## Available records
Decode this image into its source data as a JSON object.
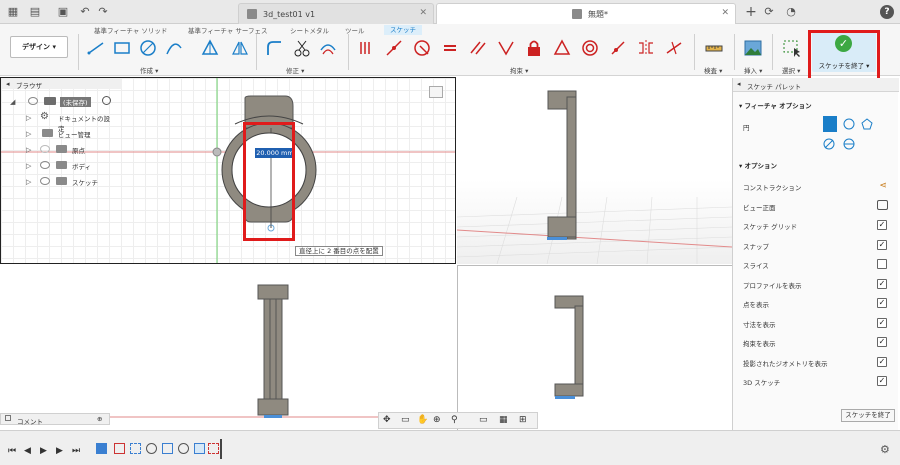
{
  "tabs": {
    "doc1": "3d_test01 v1",
    "doc2": "無題*"
  },
  "ribbon": {
    "tabs": [
      "基準フィーチャ ソリッド",
      "基準フィーチャ サーフェス",
      "シートメタル",
      "ツール",
      "スケッチ"
    ],
    "active_tab": "スケッチ",
    "design_label": "デザイン ▾",
    "groups": {
      "create": "作成 ▾",
      "modify": "修正 ▾",
      "constraints": "拘束 ▾",
      "inspect": "検査 ▾",
      "insert": "挿入 ▾",
      "select": "選択 ▾"
    },
    "finish_sketch_label": "スケッチを終了 ▾"
  },
  "browser": {
    "title": "ブラウザ",
    "root_label": "(未保存)",
    "items": [
      "ドキュメントの設定",
      "ビュー管理",
      "原点",
      "ボディ",
      "スケッチ"
    ]
  },
  "viewport": {
    "dimension_value": "20.000 mm",
    "tooltip": "直径上に 2 番目の点を配置",
    "comment_label": "コメント"
  },
  "palette": {
    "title": "スケッチ パレット",
    "feature_options_head": "フィーチャ オプション",
    "circle_label": "円",
    "options_head": "オプション",
    "options": [
      {
        "label": "コンストラクション",
        "checked": null
      },
      {
        "label": "ビュー正面",
        "checked": null
      },
      {
        "label": "スケッチ グリッド",
        "checked": true
      },
      {
        "label": "スナップ",
        "checked": true
      },
      {
        "label": "スライス",
        "checked": false
      },
      {
        "label": "プロファイルを表示",
        "checked": true
      },
      {
        "label": "点を表示",
        "checked": true
      },
      {
        "label": "寸法を表示",
        "checked": true
      },
      {
        "label": "拘束を表示",
        "checked": true
      },
      {
        "label": "投影されたジオメトリを表示",
        "checked": true
      },
      {
        "label": "3D スケッチ",
        "checked": true
      }
    ],
    "finish_button": "スケッチを終了"
  },
  "colors": {
    "accent": "#1a7ec8",
    "finish_green": "#3da843",
    "highlight_red": "#e01b1b",
    "model_gray": "#8f8a80"
  }
}
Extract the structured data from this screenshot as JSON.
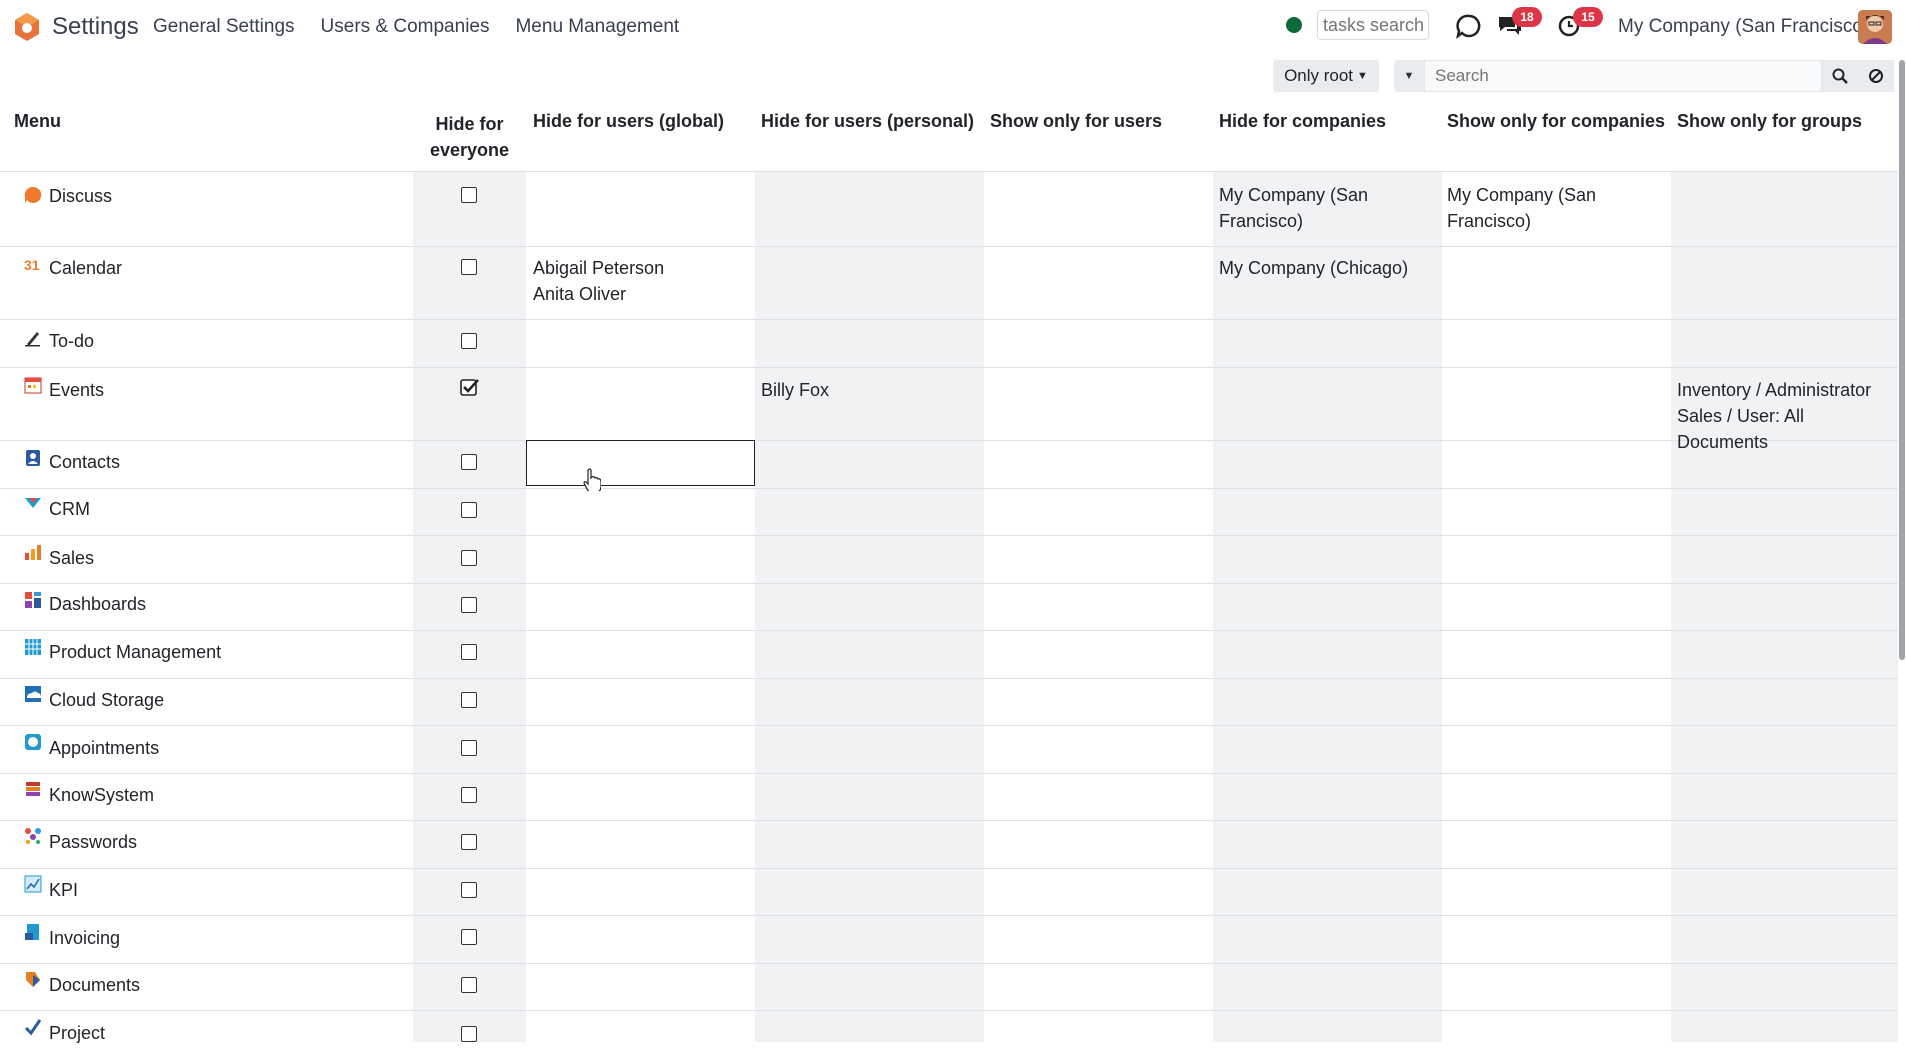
{
  "app": {
    "title": "Settings",
    "nav": [
      "General Settings",
      "Users & Companies",
      "Menu Management"
    ],
    "tasks_search_placeholder": "tasks search",
    "messages_badge": "18",
    "activities_badge": "15",
    "company": "My Company (San Francisco)"
  },
  "controls": {
    "only_root": "Only root",
    "search_placeholder": "Search"
  },
  "table": {
    "headers": {
      "menu": "Menu",
      "hide_everyone_1": "Hide for",
      "hide_everyone_2": "everyone",
      "hide_users_global": "Hide for users (global)",
      "hide_users_personal": "Hide for users (personal)",
      "show_only_users": "Show only for users",
      "hide_companies": "Hide for companies",
      "show_only_companies": "Show only for companies",
      "show_only_groups": "Show only for groups"
    },
    "rows": [
      {
        "menu": "Discuss",
        "icon": "discuss-icon",
        "hidden": false,
        "hide_global": [
          "",
          ""
        ],
        "hide_personal": "",
        "show_users": "",
        "hide_companies": [
          "My Company (San",
          "Francisco)"
        ],
        "show_companies": [
          "My Company (San",
          "Francisco)"
        ],
        "show_groups": [
          "",
          ""
        ]
      },
      {
        "menu": "Calendar",
        "icon": "calendar-icon",
        "hidden": false,
        "hide_global": [
          "Abigail Peterson",
          "Anita Oliver"
        ],
        "hide_personal": "",
        "show_users": "",
        "hide_companies": [
          "My Company (Chicago)",
          ""
        ],
        "show_companies": [
          "",
          ""
        ],
        "show_groups": [
          "",
          ""
        ]
      },
      {
        "menu": "To-do",
        "icon": "todo-icon",
        "hidden": false,
        "hide_global": [
          "",
          ""
        ],
        "hide_personal": "",
        "show_users": "",
        "hide_companies": [
          "",
          ""
        ],
        "show_companies": [
          "",
          ""
        ],
        "show_groups": [
          "",
          ""
        ]
      },
      {
        "menu": "Events",
        "icon": "events-icon",
        "hidden": true,
        "hide_global": [
          "",
          ""
        ],
        "hide_personal": "Billy Fox",
        "show_users": "",
        "hide_companies": [
          "",
          ""
        ],
        "show_companies": [
          "",
          ""
        ],
        "show_groups": [
          "Inventory / Administrator",
          "Sales / User: All Documents"
        ]
      },
      {
        "menu": "Contacts",
        "icon": "contacts-icon",
        "hidden": false
      },
      {
        "menu": "CRM",
        "icon": "crm-icon",
        "hidden": false
      },
      {
        "menu": "Sales",
        "icon": "sales-icon",
        "hidden": false
      },
      {
        "menu": "Dashboards",
        "icon": "dashboards-icon",
        "hidden": false
      },
      {
        "menu": "Product Management",
        "icon": "product-management-icon",
        "hidden": false
      },
      {
        "menu": "Cloud Storage",
        "icon": "cloud-storage-icon",
        "hidden": false
      },
      {
        "menu": "Appointments",
        "icon": "appointments-icon",
        "hidden": false
      },
      {
        "menu": "KnowSystem",
        "icon": "knowsystem-icon",
        "hidden": false
      },
      {
        "menu": "Passwords",
        "icon": "passwords-icon",
        "hidden": false
      },
      {
        "menu": "KPI",
        "icon": "kpi-icon",
        "hidden": false
      },
      {
        "menu": "Invoicing",
        "icon": "invoicing-icon",
        "hidden": false
      },
      {
        "menu": "Documents",
        "icon": "documents-icon",
        "hidden": false
      },
      {
        "menu": "Project",
        "icon": "project-icon",
        "hidden": false
      }
    ]
  }
}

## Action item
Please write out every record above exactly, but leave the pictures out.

## Expected answer
Decode this image into its source data as a JSON object.
{
  "tabs": {
    "doc1": "3d_test01 v1",
    "doc2": "無題*"
  },
  "ribbon": {
    "tabs": [
      "基準フィーチャ ソリッド",
      "基準フィーチャ サーフェス",
      "シートメタル",
      "ツール",
      "スケッチ"
    ],
    "active_tab": "スケッチ",
    "design_label": "デザイン ▾",
    "groups": {
      "create": "作成 ▾",
      "modify": "修正 ▾",
      "constraints": "拘束 ▾",
      "inspect": "検査 ▾",
      "insert": "挿入 ▾",
      "select": "選択 ▾"
    },
    "finish_sketch_label": "スケッチを終了 ▾"
  },
  "browser": {
    "title": "ブラウザ",
    "root_label": "(未保存)",
    "items": [
      "ドキュメントの設定",
      "ビュー管理",
      "原点",
      "ボディ",
      "スケッチ"
    ]
  },
  "viewport": {
    "dimension_value": "20.000 mm",
    "tooltip": "直径上に 2 番目の点を配置",
    "comment_label": "コメント"
  },
  "palette": {
    "title": "スケッチ パレット",
    "feature_options_head": "フィーチャ オプション",
    "circle_label": "円",
    "options_head": "オプション",
    "options": [
      {
        "label": "コンストラクション",
        "checked": null
      },
      {
        "label": "ビュー正面",
        "checked": null
      },
      {
        "label": "スケッチ グリッド",
        "checked": true
      },
      {
        "label": "スナップ",
        "checked": true
      },
      {
        "label": "スライス",
        "checked": false
      },
      {
        "label": "プロファイルを表示",
        "checked": true
      },
      {
        "label": "点を表示",
        "checked": true
      },
      {
        "label": "寸法を表示",
        "checked": true
      },
      {
        "label": "拘束を表示",
        "checked": true
      },
      {
        "label": "投影されたジオメトリを表示",
        "checked": true
      },
      {
        "label": "3D スケッチ",
        "checked": true
      }
    ],
    "finish_button": "スケッチを終了"
  },
  "colors": {
    "accent": "#1a7ec8",
    "finish_green": "#3da843",
    "highlight_red": "#e01b1b",
    "model_gray": "#8f8a80"
  }
}
Extract the structured data from this screenshot as JSON.
{
  "app": {
    "title": "Settings",
    "nav": [
      "General Settings",
      "Users & Companies",
      "Menu Management"
    ],
    "tasks_search_placeholder": "tasks search",
    "messages_badge": "18",
    "activities_badge": "15",
    "company": "My Company (San Francisco)"
  },
  "controls": {
    "only_root": "Only root",
    "search_placeholder": "Search"
  },
  "table": {
    "headers": {
      "menu": "Menu",
      "hide_everyone_1": "Hide for",
      "hide_everyone_2": "everyone",
      "hide_users_global": "Hide for users (global)",
      "hide_users_personal": "Hide for users (personal)",
      "show_only_users": "Show only for users",
      "hide_companies": "Hide for companies",
      "show_only_companies": "Show only for companies",
      "show_only_groups": "Show only for groups"
    },
    "rows": [
      {
        "menu": "Discuss",
        "icon": "discuss-icon",
        "hidden": false,
        "hide_global": [
          "",
          ""
        ],
        "hide_personal": "",
        "show_users": "",
        "hide_companies": [
          "My Company (San",
          "Francisco)"
        ],
        "show_companies": [
          "My Company (San",
          "Francisco)"
        ],
        "show_groups": [
          "",
          ""
        ]
      },
      {
        "menu": "Calendar",
        "icon": "calendar-icon",
        "hidden": false,
        "hide_global": [
          "Abigail Peterson",
          "Anita Oliver"
        ],
        "hide_personal": "",
        "show_users": "",
        "hide_companies": [
          "My Company (Chicago)",
          ""
        ],
        "show_companies": [
          "",
          ""
        ],
        "show_groups": [
          "",
          ""
        ]
      },
      {
        "menu": "To-do",
        "icon": "todo-icon",
        "hidden": false,
        "hide_global": [
          "",
          ""
        ],
        "hide_personal": "",
        "show_users": "",
        "hide_companies": [
          "",
          ""
        ],
        "show_companies": [
          "",
          ""
        ],
        "show_groups": [
          "",
          ""
        ]
      },
      {
        "menu": "Events",
        "icon": "events-icon",
        "hidden": true,
        "hide_global": [
          "",
          ""
        ],
        "hide_personal": "Billy Fox",
        "show_users": "",
        "hide_companies": [
          "",
          ""
        ],
        "show_companies": [
          "",
          ""
        ],
        "show_groups": [
          "Inventory / Administrator",
          "Sales / User: All Documents"
        ]
      },
      {
        "menu": "Contacts",
        "icon": "contacts-icon",
        "hidden": false
      },
      {
        "menu": "CRM",
        "icon": "crm-icon",
        "hidden": false
      },
      {
        "menu": "Sales",
        "icon": "sales-icon",
        "hidden": false
      },
      {
        "menu": "Dashboards",
        "icon": "dashboards-icon",
        "hidden": false
      },
      {
        "menu": "Product Management",
        "icon": "product-management-icon",
        "hidden": false
      },
      {
        "menu": "Cloud Storage",
        "icon": "cloud-storage-icon",
        "hidden": false
      },
      {
        "menu": "Appointments",
        "icon": "appointments-icon",
        "hidden": false
      },
      {
        "menu": "KnowSystem",
        "icon": "knowsystem-icon",
        "hidden": false
      },
      {
        "menu": "Passwords",
        "icon": "passwords-icon",
        "hidden": false
      },
      {
        "menu": "KPI",
        "icon": "kpi-icon",
        "hidden": false
      },
      {
        "menu": "Invoicing",
        "icon": "invoicing-icon",
        "hidden": false
      },
      {
        "menu": "Documents",
        "icon": "documents-icon",
        "hidden": false
      },
      {
        "menu": "Project",
        "icon": "project-icon",
        "hidden": false
      }
    ]
  }
}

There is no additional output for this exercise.